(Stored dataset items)
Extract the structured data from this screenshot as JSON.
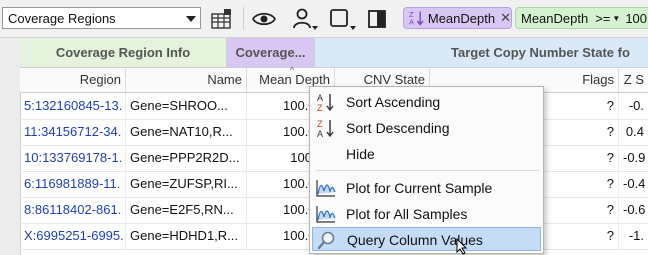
{
  "toolbar": {
    "view_select": {
      "value": "Coverage Regions"
    },
    "filters": [
      {
        "label": "MeanDepth",
        "color": "#d8c7f2"
      },
      {
        "field": "MeanDepth",
        "operator": ">=",
        "value": "100"
      }
    ]
  },
  "table": {
    "groups": [
      {
        "label": "Coverage Region Info",
        "color": "#e6f3dc"
      },
      {
        "label": "Coverage...",
        "color": "#d8c7f2"
      },
      {
        "label": "Target Copy Number State fo",
        "color": "#d9e9f8"
      }
    ],
    "columns": [
      "Region",
      "Name",
      "Mean Depth",
      "CNV State",
      "Flags",
      "Z S"
    ],
    "sort_indicator": "^",
    "rows": [
      {
        "region": "5:132160845-13.",
        "name": "Gene=SHROO...",
        "depth": "100.058",
        "cnv": "",
        "flags": "?",
        "z": "-0."
      },
      {
        "region": "11:34156712-34.",
        "name": "Gene=NAT10,R...",
        "depth": "100.058",
        "cnv": "",
        "flags": "?",
        "z": "0.4"
      },
      {
        "region": "10:133769178-1.",
        "name": "Gene=PPP2R2D...",
        "depth": "100.06",
        "cnv": "",
        "flags": "?",
        "z": "-0.9"
      },
      {
        "region": "6:116981889-11.",
        "name": "Gene=ZUFSP,RI...",
        "depth": "100.061",
        "cnv": "",
        "flags": "?",
        "z": "-0.4"
      },
      {
        "region": "8:86118402-861.",
        "name": "Gene=E2F5,RN...",
        "depth": "100.063",
        "cnv": "",
        "flags": "?",
        "z": "-0.6"
      },
      {
        "region": "X:6995251-6995.",
        "name": "Gene=HDHD1,R...",
        "depth": "100.064",
        "cnv": "",
        "flags": "?",
        "z": "-1."
      }
    ]
  },
  "context_menu": {
    "items": [
      {
        "label": "Sort Ascending",
        "icon": "sort-ascending-icon"
      },
      {
        "label": "Sort Descending",
        "icon": "sort-descending-icon"
      },
      {
        "label": "Hide",
        "icon": ""
      },
      {
        "label": "Plot for Current Sample",
        "icon": "plot-icon"
      },
      {
        "label": "Plot for All Samples",
        "icon": "plot-icon"
      },
      {
        "label": "Query Column Values",
        "icon": "magnifier-icon",
        "highlighted": true
      }
    ],
    "sort_icon_letters": {
      "a": "A",
      "z": "Z"
    }
  }
}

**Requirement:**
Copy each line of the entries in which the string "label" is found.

**Answer area:**
        "label": "MeanDepth",
        "label": "Coverage Region Info",
        "label": "Coverage...",
        "label": "Target Copy Number State fo",
        "label": "Sort Ascending",
        "label": "Sort Descending",
        "label": "Hide",
        "label": "Plot for Current Sample",
        "label": "Plot for All Samples",
        "label": "Query Column Values",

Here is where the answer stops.